# Goal of the exercise
For the data below, report how many lines include the word "text", and write nothing else.

[Dataset rows describing interfaces]
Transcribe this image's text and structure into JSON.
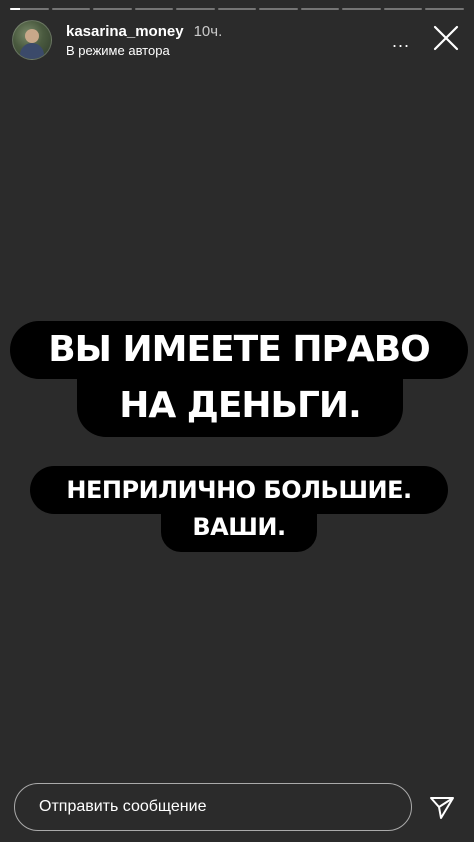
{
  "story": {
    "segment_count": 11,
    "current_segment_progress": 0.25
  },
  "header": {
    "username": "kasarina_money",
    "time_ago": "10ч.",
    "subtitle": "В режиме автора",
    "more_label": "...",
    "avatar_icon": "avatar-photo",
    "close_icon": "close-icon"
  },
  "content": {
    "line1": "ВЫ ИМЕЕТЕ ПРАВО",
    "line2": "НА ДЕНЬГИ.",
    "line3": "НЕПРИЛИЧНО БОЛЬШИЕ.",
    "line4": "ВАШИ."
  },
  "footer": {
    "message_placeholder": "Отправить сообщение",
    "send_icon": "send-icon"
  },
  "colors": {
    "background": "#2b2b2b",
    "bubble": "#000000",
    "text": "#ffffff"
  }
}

# Solution to this exercise
2